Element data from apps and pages
►
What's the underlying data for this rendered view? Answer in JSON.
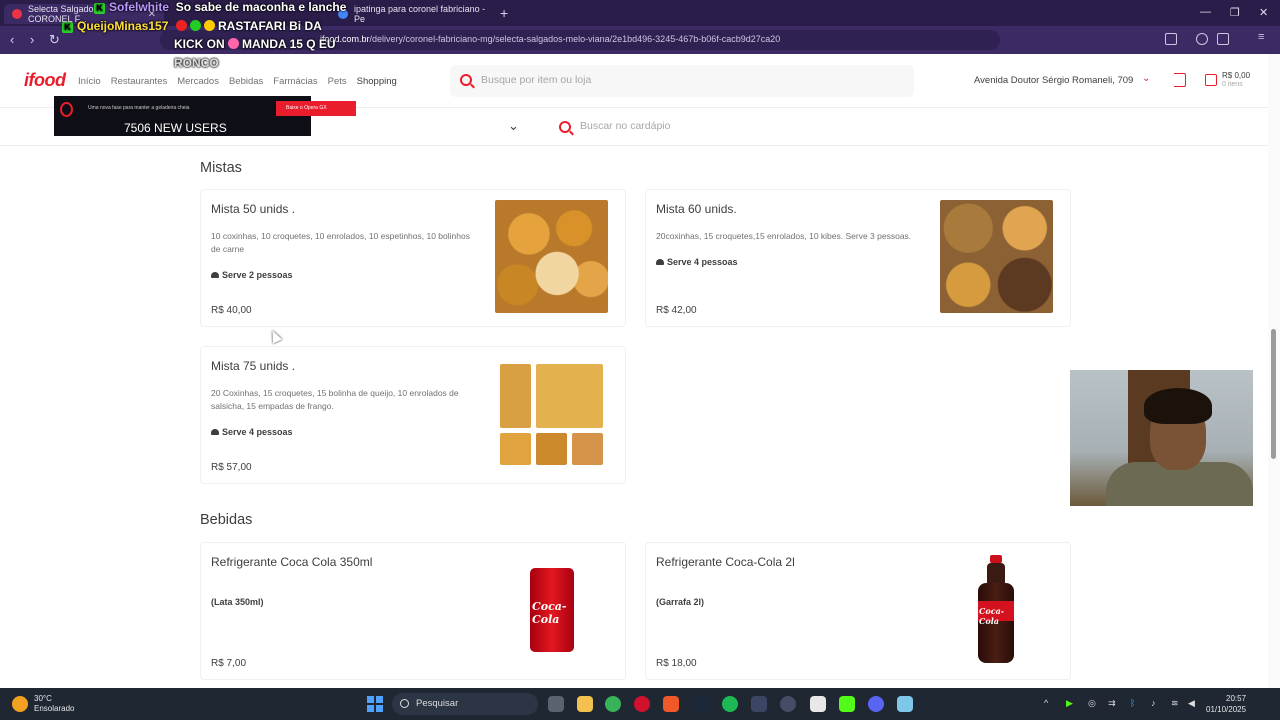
{
  "browser": {
    "tabs": [
      {
        "title": "Selecta Salgados | CORONEL F...",
        "active": true
      },
      {
        "title": "Sofelwhite",
        "active": false
      },
      {
        "title": "ipatinga para coronel fabriciano - Pe",
        "active": false
      }
    ],
    "url_prefix": "ifood.com.br",
    "url_path": "/delivery/coronel-fabriciano-mg/selecta-salgados-melo-viana/2e1bd496-3245-467b-b06f-cacb9d27ca20"
  },
  "overlay": {
    "user1": "Sofelwhite",
    "message": "So sabe de maconha e lanche",
    "user2": "QueijoMinas157",
    "line2": "RASTAFARI Bi DA",
    "line3": "KICK ON",
    "line3b": "MANDA 15 Q EU",
    "line4": "RONCO"
  },
  "site": {
    "logo": "ifood",
    "nav": [
      "Início",
      "Restaurantes",
      "Mercados",
      "Bebidas",
      "Farmácias",
      "Pets",
      "Shopping"
    ],
    "search_placeholder": "Busque por item ou loja",
    "address": "Avenida Doutor Sérgio Romaneli, 709",
    "cart_total": "R$ 0,00",
    "cart_items": "0 itens"
  },
  "ad": {
    "text": "Uma nova fase para manter a geladeira cheia",
    "button": "Baixe o Opera GX",
    "users": "7506 NEW USERS"
  },
  "menu_search_placeholder": "Buscar no cardápio",
  "sections": [
    {
      "title": "Mistas",
      "items": [
        {
          "name": "Mista 50 unids .",
          "desc": "10 coxinhas, 10 croquetes, 10 enrolados, 10 espetinhos, 10 bolinhos de carne",
          "serves": "Serve 2 pessoas",
          "price": "R$ 40,00"
        },
        {
          "name": "Mista 60 unids.",
          "desc": "20coxinhas, 15 croquetes,15 enrolados, 10 kibes. Serve 3 pessoas.",
          "serves": "Serve 4 pessoas",
          "price": "R$ 42,00"
        },
        {
          "name": "Mista 75 unids .",
          "desc": "20 Coxinhas, 15 croquetes, 15 bolinha de queijo, 10 enrolados de salsicha, 15 empadas de frango.",
          "serves": "Serve 4 pessoas",
          "price": "R$ 57,00"
        }
      ]
    },
    {
      "title": "Bebidas",
      "items": [
        {
          "name": "Refrigerante Coca Cola 350ml",
          "desc": "(Lata 350ml)",
          "price": "R$ 7,00",
          "brand": "Coca-Cola"
        },
        {
          "name": "Refrigerante Coca-Cola 2l",
          "desc": "(Garrafa 2l)",
          "price": "R$ 18,00",
          "brand": "Coca-Cola"
        }
      ]
    }
  ],
  "taskbar": {
    "temp": "30°C",
    "weather": "Ensolarado",
    "search": "Pesquisar",
    "time": "20:57",
    "date": "01/10/2025"
  }
}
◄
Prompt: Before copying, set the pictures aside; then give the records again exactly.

Answer box:
What's the underlying data for this rendered view? Answer in JSON.
{
  "browser": {
    "tabs": [
      {
        "title": "Selecta Salgados | CORONEL F...",
        "active": true
      },
      {
        "title": "Sofelwhite",
        "active": false
      },
      {
        "title": "ipatinga para coronel fabriciano - Pe",
        "active": false
      }
    ],
    "url_prefix": "ifood.com.br",
    "url_path": "/delivery/coronel-fabriciano-mg/selecta-salgados-melo-viana/2e1bd496-3245-467b-b06f-cacb9d27ca20"
  },
  "overlay": {
    "user1": "Sofelwhite",
    "message": "So sabe de maconha e lanche",
    "user2": "QueijoMinas157",
    "line2": "RASTAFARI Bi DA",
    "line3": "KICK ON",
    "line3b": "MANDA 15 Q EU",
    "line4": "RONCO"
  },
  "site": {
    "logo": "ifood",
    "nav": [
      "Início",
      "Restaurantes",
      "Mercados",
      "Bebidas",
      "Farmácias",
      "Pets",
      "Shopping"
    ],
    "search_placeholder": "Busque por item ou loja",
    "address": "Avenida Doutor Sérgio Romaneli, 709",
    "cart_total": "R$ 0,00",
    "cart_items": "0 itens"
  },
  "ad": {
    "text": "Uma nova fase para manter a geladeira cheia",
    "button": "Baixe o Opera GX",
    "users": "7506 NEW USERS"
  },
  "menu_search_placeholder": "Buscar no cardápio",
  "sections": [
    {
      "title": "Mistas",
      "items": [
        {
          "name": "Mista 50 unids .",
          "desc": "10 coxinhas, 10 croquetes, 10 enrolados, 10 espetinhos, 10 bolinhos de carne",
          "serves": "Serve 2 pessoas",
          "price": "R$ 40,00"
        },
        {
          "name": "Mista 60 unids.",
          "desc": "20coxinhas, 15 croquetes,15 enrolados, 10 kibes. Serve 3 pessoas.",
          "serves": "Serve 4 pessoas",
          "price": "R$ 42,00"
        },
        {
          "name": "Mista 75 unids .",
          "desc": "20 Coxinhas, 15 croquetes, 15 bolinha de queijo, 10 enrolados de salsicha, 15 empadas de frango.",
          "serves": "Serve 4 pessoas",
          "price": "R$ 57,00"
        }
      ]
    },
    {
      "title": "Bebidas",
      "items": [
        {
          "name": "Refrigerante Coca Cola 350ml",
          "desc": "(Lata 350ml)",
          "price": "R$ 7,00",
          "brand": "Coca-Cola"
        },
        {
          "name": "Refrigerante Coca-Cola 2l",
          "desc": "(Garrafa 2l)",
          "price": "R$ 18,00",
          "brand": "Coca-Cola"
        }
      ]
    }
  ],
  "taskbar": {
    "temp": "30°C",
    "weather": "Ensolarado",
    "search": "Pesquisar",
    "time": "20:57",
    "date": "01/10/2025"
  }
}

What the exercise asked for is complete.